Hematology and Serum Chemistry in Stranded and Wild Caught Harbor Seals in Central California: Reference Ranges, Prognosis and Explanatory Factors
IAAAM 2009
Denise J. Greig1,2; Ailsa J. Hall2; Carlos A. Rios1; Frances M.D. Gulland1
1The Marine Mammal Center, Sausalito, CA, USA; 2Sea Mammal Research Unit, University of St. Andrews, Fife, Scotland, United Kingdom

Abstract

Hematology and serum chemistry are used to help diagnose disease in marine mammals in rehabilitation and to assess the health of wild populations. In many instances, however, lack of appropriate reference intervals makes interpretation challenging: it is often difficult to sample suitable reference populations and reference intervals are not always calculated in a consistent manner. Our objectives were to generate reference ranges from wild caught and stranded harbor seals (Phoca vitulina) in California, assess the utility of reference ranges from weaned wild pups for evaluating prognosis of stranded newborn pups, and explore the effects of physiological variables on wild pup blood parameters.

Blood was sampled from wild caught and stranded harbor seals pups and a suite of hematology and serum chemistry parameters were determined using automated blood and serum analyzers. Differential white cells were counted manually. Reference ranges (95th percentiles) and 90% confidence intervals were calculated using a nonparametric bootstrap analysis as recommended by the International Federation of Clinical Chemistry.3 Generalized linear models were used to evaluate the effects of body condition and date of capture.

At admission, a number of the rehabilitated harbor seal pups exhibited values outside the wild weaned pup reference ranges, although there were no clear differences at admission between values from those pups that survived rehabilitation and those that died (Figures 1a and 1b). Deviations from reference ranges were consistent with previously reported differences in mean blood values between wild and rehabilitated pups.2 At release, some parameters in captive seals were closer to the wild weaned pup reference values with some notable exceptions: a high percentage of pups at release exhibited levels of platelets, triglycerides, phosphorus, albumin and sorbitol dehydrogenase (SDH) that were greater than the upper threshold for the wild pups. Increases in triglycerides and albumin likely reflect improvement in nutritional status through rehabilitation, while increases in phosphorous could also be a consequence of active bone growth or dietary influences. Reasons for the increase in SDH are unclear, and should be explored as this enzyme may be a useful marker of hepatic changes.1 Immediately prior to death, a number of pups in rehabilitation exhibited glucose, sodium, and chloride levels below the lower threshold for weaned pups and had leucocyte, neutrophil and band counts above the upper threshold (Figures 2a and 2b). Among the wild pups, monocytes, eosinophils, basophils, hemoglobin, mean cell hemoglobin concentration and creatinine increased significantly with age, while alkaline phosphatase, creatinine kinase, iron, and sodium decreased with age. These pups were sampled one to six weeks after weaning, and these changes may be associated with switching prey4 and acquiring parasites.

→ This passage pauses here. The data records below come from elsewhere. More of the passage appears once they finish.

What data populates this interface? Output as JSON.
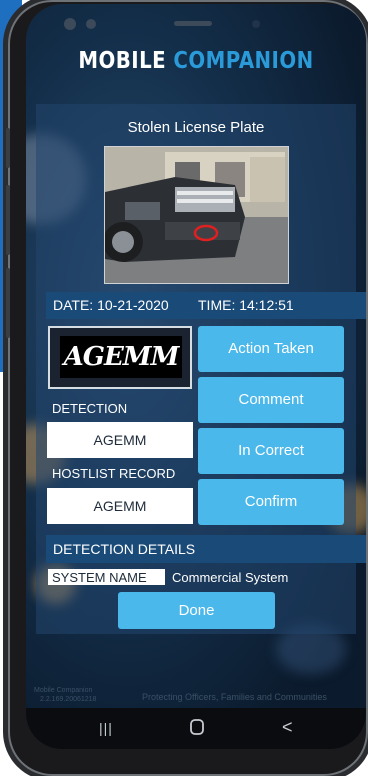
{
  "app": {
    "title_part1": "MOBILE",
    "title_part2": "COMPANION"
  },
  "alert": {
    "title": "Stolen License Plate"
  },
  "datetime": {
    "date": "DATE: 10-21-2020",
    "time": "TIME: 14:12:51"
  },
  "plate": {
    "text": "AGEMM"
  },
  "detection": {
    "label": "DETECTION",
    "value": "AGEMM"
  },
  "hotlist": {
    "label": "HOSTLIST RECORD",
    "value": "AGEMM"
  },
  "actions": {
    "action_taken": "Action Taken",
    "comment": "Comment",
    "incorrect": "In Correct",
    "confirm": "Confirm"
  },
  "details": {
    "header": "DETECTION DETAILS",
    "system_name_label": "SYSTEM NAME",
    "system_name_value": "Commercial System"
  },
  "done_label": "Done",
  "footer": {
    "app_name": "Mobile Companion",
    "version": "2.2.169.20061218",
    "tagline": "Protecting Officers, Families and Communities"
  },
  "navbar": {
    "recent": "|||",
    "home": "○",
    "back": "<"
  },
  "colors": {
    "accent": "#4ab8ea",
    "title_accent": "#2a9ad8",
    "bar": "#1a4a78"
  }
}
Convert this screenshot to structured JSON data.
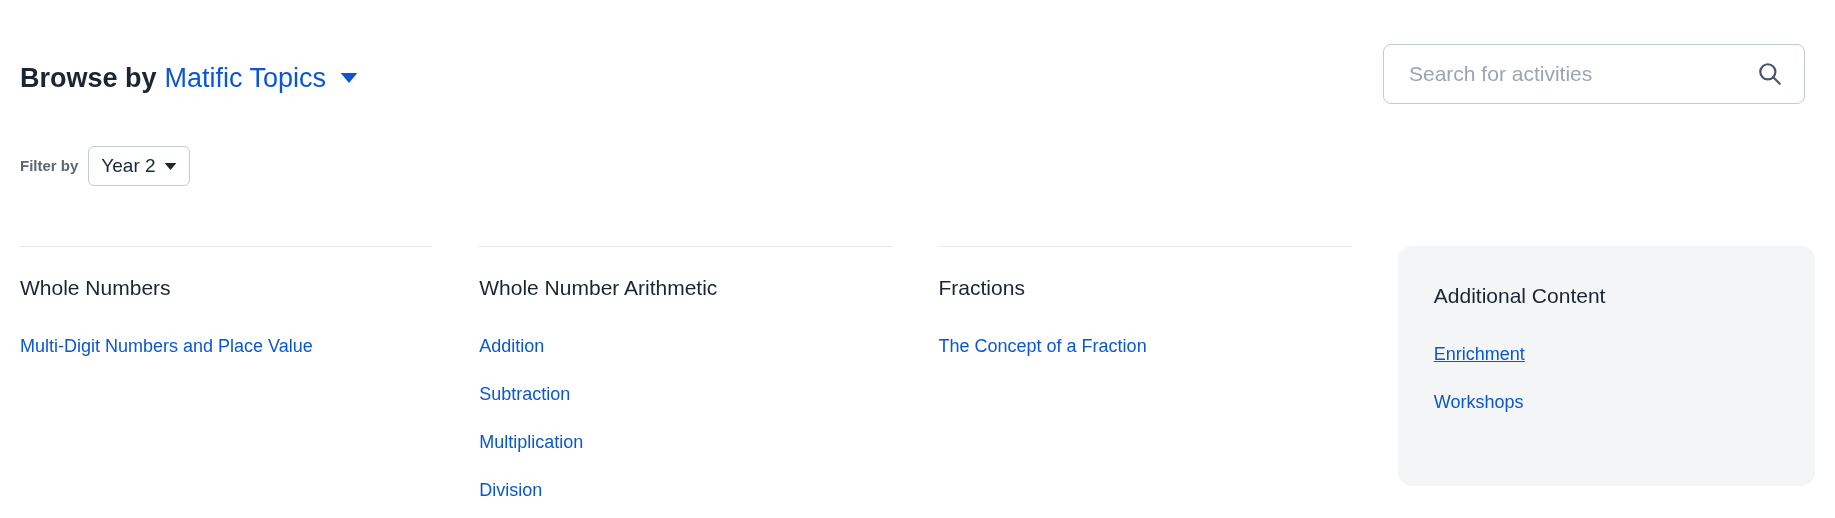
{
  "header": {
    "title": "Browse by",
    "topic_selector": "Matific Topics"
  },
  "search": {
    "placeholder": "Search for activities"
  },
  "filter": {
    "label": "Filter by",
    "value": "Year 2"
  },
  "columns": [
    {
      "heading": "Whole Numbers",
      "links": [
        {
          "label": "Multi-Digit Numbers and Place Value",
          "hovered": false
        }
      ]
    },
    {
      "heading": "Whole Number Arithmetic",
      "links": [
        {
          "label": "Addition",
          "hovered": false
        },
        {
          "label": "Subtraction",
          "hovered": false
        },
        {
          "label": "Multiplication",
          "hovered": false
        },
        {
          "label": "Division",
          "hovered": false
        }
      ]
    },
    {
      "heading": "Fractions",
      "links": [
        {
          "label": "The Concept of a Fraction",
          "hovered": false
        }
      ]
    }
  ],
  "additional": {
    "heading": "Additional Content",
    "links": [
      {
        "label": "Enrichment",
        "hovered": true
      },
      {
        "label": "Workshops",
        "hovered": false
      }
    ]
  }
}
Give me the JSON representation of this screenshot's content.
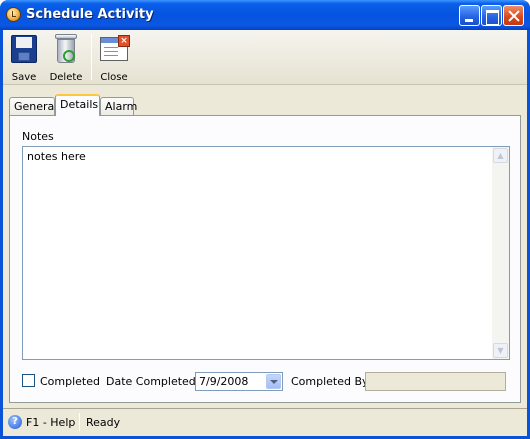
{
  "window": {
    "title": "Schedule Activity",
    "controls": [
      "minimize",
      "maximize",
      "close"
    ]
  },
  "toolbar": {
    "save_label": "Save",
    "delete_label": "Delete",
    "close_label": "Close"
  },
  "tabs": [
    {
      "label": "General",
      "active": false
    },
    {
      "label": "Details",
      "active": true
    },
    {
      "label": "Alarm",
      "active": false
    }
  ],
  "details": {
    "notes_label": "Notes",
    "notes_value": "notes here",
    "completed_label": "Completed",
    "completed_checked": false,
    "date_completed_label": "Date Completed",
    "date_completed_value": "7/9/2008",
    "completed_by_label": "Completed By",
    "completed_by_value": ""
  },
  "statusbar": {
    "help_text": "F1 - Help",
    "status_text": "Ready"
  },
  "colors": {
    "titlebar": "#0553df",
    "tab_accent": "#ffc83c",
    "face": "#ece9d8"
  }
}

These changes in blood parameters with age and the lack of differences in values at admission between pups that lived or died through rehabilitation, despite changes detected later in sick animals prior to death, suggest that the value of immediate handling for hematological assessment of malnourished neonates should be weighed against the stress of handling and risk of infection at venipuncture sites in immunocompromised animals.

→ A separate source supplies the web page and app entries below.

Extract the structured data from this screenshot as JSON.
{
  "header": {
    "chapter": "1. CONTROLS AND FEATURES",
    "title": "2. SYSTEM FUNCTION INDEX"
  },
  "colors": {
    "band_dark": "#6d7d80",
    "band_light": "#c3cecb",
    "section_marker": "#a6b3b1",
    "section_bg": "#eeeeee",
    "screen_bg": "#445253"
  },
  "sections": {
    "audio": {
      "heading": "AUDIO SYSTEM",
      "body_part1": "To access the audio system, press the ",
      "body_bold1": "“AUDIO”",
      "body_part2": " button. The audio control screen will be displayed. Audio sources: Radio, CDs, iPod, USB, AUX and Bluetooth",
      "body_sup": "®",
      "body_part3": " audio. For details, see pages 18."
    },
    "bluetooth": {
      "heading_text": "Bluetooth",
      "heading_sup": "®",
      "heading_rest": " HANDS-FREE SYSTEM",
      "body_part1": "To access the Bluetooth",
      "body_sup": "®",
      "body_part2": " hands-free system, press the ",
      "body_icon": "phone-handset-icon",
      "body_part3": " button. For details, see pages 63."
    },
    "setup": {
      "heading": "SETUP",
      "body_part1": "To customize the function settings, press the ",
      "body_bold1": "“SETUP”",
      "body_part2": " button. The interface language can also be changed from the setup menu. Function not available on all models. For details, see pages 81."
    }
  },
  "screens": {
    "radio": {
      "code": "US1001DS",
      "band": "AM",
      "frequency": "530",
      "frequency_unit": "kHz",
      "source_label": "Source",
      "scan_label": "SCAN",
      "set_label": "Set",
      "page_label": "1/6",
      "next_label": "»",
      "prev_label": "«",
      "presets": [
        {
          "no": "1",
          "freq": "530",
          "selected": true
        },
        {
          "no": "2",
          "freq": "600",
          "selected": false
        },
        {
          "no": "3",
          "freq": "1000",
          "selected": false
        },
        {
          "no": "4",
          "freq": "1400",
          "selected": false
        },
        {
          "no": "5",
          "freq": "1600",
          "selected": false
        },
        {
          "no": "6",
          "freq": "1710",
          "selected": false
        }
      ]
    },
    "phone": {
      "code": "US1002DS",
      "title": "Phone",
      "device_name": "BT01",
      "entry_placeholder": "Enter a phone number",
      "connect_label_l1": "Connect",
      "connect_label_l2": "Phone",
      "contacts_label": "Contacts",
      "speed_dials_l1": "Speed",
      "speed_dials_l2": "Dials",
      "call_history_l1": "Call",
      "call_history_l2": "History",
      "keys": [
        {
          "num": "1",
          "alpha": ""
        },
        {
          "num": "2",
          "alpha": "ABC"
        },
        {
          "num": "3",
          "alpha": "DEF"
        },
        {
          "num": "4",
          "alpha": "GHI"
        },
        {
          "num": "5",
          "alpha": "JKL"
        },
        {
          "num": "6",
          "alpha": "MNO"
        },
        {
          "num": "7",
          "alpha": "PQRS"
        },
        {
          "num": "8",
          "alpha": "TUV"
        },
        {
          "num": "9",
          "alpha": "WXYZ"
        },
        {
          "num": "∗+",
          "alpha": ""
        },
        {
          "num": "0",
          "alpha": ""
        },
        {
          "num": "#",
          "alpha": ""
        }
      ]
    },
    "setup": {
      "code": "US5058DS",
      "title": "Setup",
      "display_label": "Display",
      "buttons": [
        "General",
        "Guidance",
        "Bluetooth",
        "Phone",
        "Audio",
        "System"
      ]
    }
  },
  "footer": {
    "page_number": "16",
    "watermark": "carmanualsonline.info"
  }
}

Click on a chart to see a larger view.

Figure 1a.
Figure 1a.

Percentage of pups with blood values at admission to rehabilitation that were below the lower threshold (a) and above the upper threshold (b) for wild weaned pups. The lines between points are to aid visibility and do not imply connections between points.
 

Figure 1b.
Figure 1b.

Percentage of pups with blood values at admission to rehabilitation that were below the lower threshold (a) and above the upper threshold (b) for wild weaned pups. The lines between points are to aid visibility and do not imply connections between points.
 

Figure 2a.
Figure 2a.

Percentage of pups with blood values at release or time of death that were below the lower threshold (a) and above the upper threshold (b) for wild weaned pups. The lines between points are to aid visibility and do not imply connections between points.
 

Figure 2b.
Figure 2b.

Percentage of pups with blood values at release or time of death that were below the lower threshold (a) and above the upper threshold (b) for wild weaned pups. The lines between points are to aid visibility and do not imply connections between points.
 

 References

1.  Fauquier D.A., J.A.K Mazet, F.M.D. Gulland, T.R. Spraker, and M.M. Christopher. 2008. Distribution of tissue enzymes in three species of pinnipeds. J Zoo Wildl Med 39: 1-5.

2.  Lander M.E, J.T. Harvey, and F.M.D. Gulland. 2003. Hematology and serum chemistry comparisons between free-ranging and rehabilitated harbor seal (Phoca vitulina richardsi) pups. J Wildl Dis 39: 600-609.

3.  Solberg H.E. 2004. The IFCC recommendation on estimation of reference intervals. The RefVal program. Clin Chem Lab Med 42: 710-714.

4.  Thompson P. M., D. J. Tollit, H.M. Corpe, R.J. Reid, and H.M. Ross. 1997. Changes in haematological parameters in relation to prey switching in a wild population of harbour seals. Functional Ecol 11: 743-750.

 

Speaker Information
(click the speaker's name to view other papers and abstracts submitted by this speaker)

Denise J. Greig
The Marine Mammal Center
Sausalito, CA, USA


MAIN : Epidemiology : Seal Reference Ranges
Powered By VIN

Friendly Reminder to Our Colleagues: Use of VIN content is limited to personal reference by VIN members. No portion of any VIN content may be copied or distributed without the expressed written permission of VIN.

Clinicians are reminded that you are ultimately responsible for the care of your patients. Any content that concerns treatment of your cases should be deemed recommendations by colleagues for you to consider in your case management decisions. Dosages should be confirmed prior to dispensing medications unfamiliar to you. To better understand the origins and logic behind these policies, and to discuss them with your colleagues, click here.

Images posted by VIN community members and displayed via VIN should not be considered of diagnostic quality and the ultimate interpretation of the images lies with the attending clinician. Suggestions, discussions and interpretation related to posted images are only that -- suggestions and recommendations which may be based upon less than diagnostic quality information.

CONTACT US

777 W. Covell Blvd., Davis, CA 95616

vingram@vin.com

PHONE

  • Toll Free: 800-700-4636
  • From UK: 01-45-222-6154
  • From anywhere: (1)-530-756-4881
  • From Australia: 02-6145-2357
SAID=27